One Chance to Make a First Impression
The most vital part of any job search is creating a resume that is both clear and distinct. Here we will highlight several ways you can improve on your existing resume to help convey your best skills and assets.
Define your Resume Objective
If you’re looking for a software development job make sure your resume highlights skills mentioned in the job description. When describing your position at past companies use words like Implemented, Improved, Designed and Managed to start each sentence.
Choose a Basic Font
A hiring manager will take an average 30 seconds to review each resume. If the font you choose is difficult to read, your resume may not convey enough information within that brief time period. Using a basic font with 12 point size makes finding important information on your resume easier to find. Basic fonts are Arial, Calibri, and Times New Roman are preferred by recruiters and hiring managers. Use bold, underline and capitalize fonts to define job descriptions and skills. Mismatched fonts and headings may leave your resume looking unprofessional.
Organization is key when conveying information on your resume. Most recruiters and hiring managers look for the same information within a resume and finding that information should be easy.
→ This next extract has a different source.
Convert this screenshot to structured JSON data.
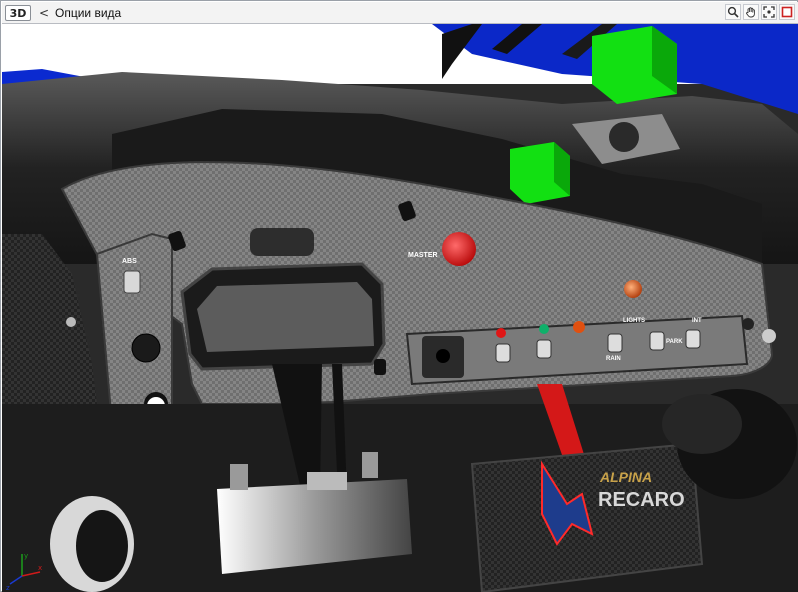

A surprising number of resumes don’t have all the necessary contact information. Required information includes your first name, last name, address, email, and yes your phone number. Often times candidates leave their phone number off the resume, and by the time they respond using email the opportunity may have passed. To avoid disruption during work hours, give out your cell phone number and let your voicemail take messages. Then use personal time later to quickly follow up. Here is an example of the proper information your resume should include:
1234 Fifth Avenue
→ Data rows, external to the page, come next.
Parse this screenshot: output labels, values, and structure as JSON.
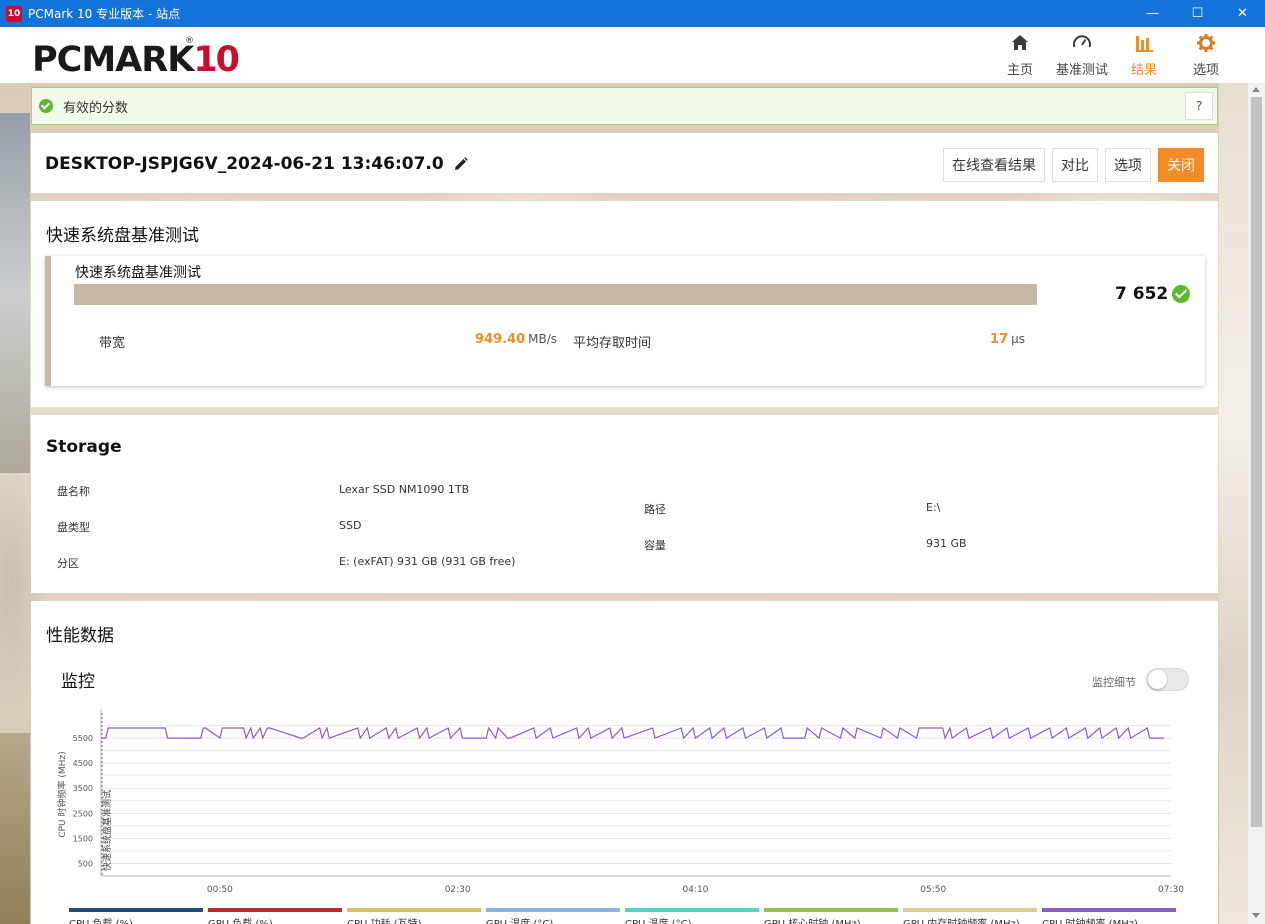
{
  "window": {
    "icon_text": "10",
    "title": "PCMark 10 专业版本 - 站点",
    "minimize": "—",
    "maximize": "☐",
    "close": "✕"
  },
  "logo": {
    "text": "PCMARK",
    "number": "10",
    "registered": "®"
  },
  "nav": [
    {
      "label": "主页",
      "icon": "home-icon",
      "active": false
    },
    {
      "label": "基准测试",
      "icon": "gauge-icon",
      "active": false
    },
    {
      "label": "结果",
      "icon": "bar-chart-icon",
      "active": true
    },
    {
      "label": "选项",
      "icon": "gear-icon",
      "active": false
    }
  ],
  "banner": {
    "text": "有效的分数",
    "help": "?"
  },
  "result": {
    "title": "DESKTOP-JSPJG6V_2024-06-21 13:46:07.0",
    "buttons": {
      "online": "在线查看结果",
      "compare": "对比",
      "options": "选项",
      "close": "关闭"
    }
  },
  "benchmark": {
    "section_title": "快速系统盘基准测试",
    "card_title": "快速系统盘基准测试",
    "score": "7 652",
    "bandwidth_label": "带宽",
    "bandwidth_value": "949.40",
    "bandwidth_unit": "MB/s",
    "access_label": "平均存取时间",
    "access_value": "17",
    "access_unit": "μs"
  },
  "storage": {
    "section_title": "Storage",
    "name_label": "盘名称",
    "name_value": "Lexar SSD NM1090 1TB",
    "type_label": "盘类型",
    "type_value": "SSD",
    "partition_label": "分区",
    "partition_value": "E: (exFAT) 931 GB (931 GB free)",
    "path_label": "路径",
    "path_value": "E:\\",
    "capacity_label": "容量",
    "capacity_value": "931 GB"
  },
  "perf": {
    "section_title": "性能数据",
    "monitor_title": "监控",
    "toggle_label": "监控细节",
    "legend": [
      {
        "label": "CPU 负载 (%)",
        "color": "#1f4e79"
      },
      {
        "label": "GPU 负载 (%)",
        "color": "#c0282f"
      },
      {
        "label": "CPU 功耗 (瓦特)",
        "color": "#d4c35a"
      },
      {
        "label": "GPU 温度 (°C)",
        "color": "#8ab4de"
      },
      {
        "label": "CPU 温度 (°C)",
        "color": "#4dd6c4"
      },
      {
        "label": "GPU 核心时钟 (MHz)",
        "color": "#8dc04a"
      },
      {
        "label": "GPU 内存时钟频率 (MHz)",
        "color": "#e6c99a"
      },
      {
        "label": "CPU 时钟频率 (MHz)",
        "color": "#8e5bc2"
      }
    ]
  },
  "chart_data": {
    "type": "line",
    "ylabel": "CPU 时钟频率 (MHz)",
    "annotation": "快速系统盘基准测试",
    "yticks": [
      500,
      1500,
      2500,
      3500,
      4500,
      5500
    ],
    "ylim": [
      0,
      6500
    ],
    "xticks": [
      "00:50",
      "02:30",
      "04:10",
      "05:50",
      "07:30"
    ],
    "xlim": [
      0,
      450
    ],
    "series": [
      {
        "name": "CPU 时钟频率 (MHz)",
        "color": "#8e5bc2",
        "x": [
          0,
          2,
          3,
          27,
          28,
          42,
          43,
          44,
          50,
          51,
          60,
          61,
          63,
          64,
          67,
          68,
          70,
          71,
          84,
          85,
          92,
          93,
          95,
          96,
          108,
          109,
          112,
          113,
          120,
          121,
          124,
          125,
          133,
          134,
          137,
          138,
          146,
          147,
          151,
          152,
          162,
          163,
          166,
          167,
          171,
          172,
          182,
          183,
          189,
          190,
          200,
          201,
          205,
          206,
          214,
          215,
          219,
          220,
          232,
          233,
          244,
          245,
          249,
          250,
          256,
          257,
          262,
          263,
          270,
          271,
          279,
          280,
          286,
          287,
          296,
          297,
          302,
          303,
          311,
          312,
          317,
          318,
          328,
          329,
          335,
          336,
          343,
          344,
          354,
          355,
          357,
          358,
          364,
          365,
          374,
          375,
          381,
          382,
          390,
          391,
          399,
          400,
          406,
          407,
          414,
          415,
          420,
          421,
          427,
          428,
          432,
          433,
          440,
          441,
          447
        ],
        "y": [
          5500,
          5500,
          5900,
          5900,
          5500,
          5500,
          5900,
          5900,
          5500,
          5900,
          5900,
          5500,
          5900,
          5500,
          5900,
          5500,
          5900,
          5900,
          5500,
          5500,
          5900,
          5500,
          5900,
          5500,
          5900,
          5500,
          5900,
          5500,
          5900,
          5500,
          5900,
          5500,
          5900,
          5500,
          5900,
          5500,
          5900,
          5500,
          5900,
          5500,
          5500,
          5900,
          5500,
          5900,
          5500,
          5500,
          5900,
          5500,
          5900,
          5500,
          5900,
          5500,
          5900,
          5500,
          5900,
          5500,
          5900,
          5500,
          5900,
          5500,
          5900,
          5500,
          5900,
          5500,
          5900,
          5500,
          5900,
          5500,
          5900,
          5500,
          5900,
          5500,
          5900,
          5500,
          5500,
          5900,
          5500,
          5900,
          5500,
          5900,
          5500,
          5900,
          5500,
          5900,
          5500,
          5900,
          5500,
          5900,
          5900,
          5500,
          5900,
          5500,
          5900,
          5500,
          5900,
          5500,
          5900,
          5500,
          5900,
          5500,
          5900,
          5500,
          5900,
          5500,
          5900,
          5500,
          5900,
          5500,
          5900,
          5500,
          5900,
          5500,
          5900,
          5500,
          5500
        ]
      }
    ]
  }
}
San Diego, CA 92121
Job Objective Paragraph
Do not over-specify your “Job Objective” if you choose to include one. Hiring managers will take this paragraph very literally and a specific job objective may deny you a great number of opportunities. For example, instead of saying, “I am seeking employment with a Fortune 500 company as an IT Director in Los Angeles.” say, “I am currently an IT Director looking for a career within a large company in Southern California.” This will leave you open for more job opportunities that you can later decide to accept or deny.
Recruiters and hiring managers look for three key items in regards to past employment; how long your worked there, your job description, and the technical skills used. Use a bullet point for each area you made a difference at that company. Here is an example of a concise job description:
5555 Third Street
San Diego, CA 92121
Senior Developer Nov. 2009 – Oct. 2013
- Managed a team of developers…
- Designed the…
- Worked with…
- Implemented a…
Skills Used: C++, C#, Java….
Education and Certifications
Old education and skill certifications can still be useful, despite being outdated. Leaving these on your resume will benefit you as some jobs list these as mandatory requirements. Your graduation year may no longer be relevant and isn’t important to add, but the degree you received certainly is. Here is an example of how to list your education and certifications:
ABC University – B.S. Computer Science
Microsoft Certified (logo if you have it)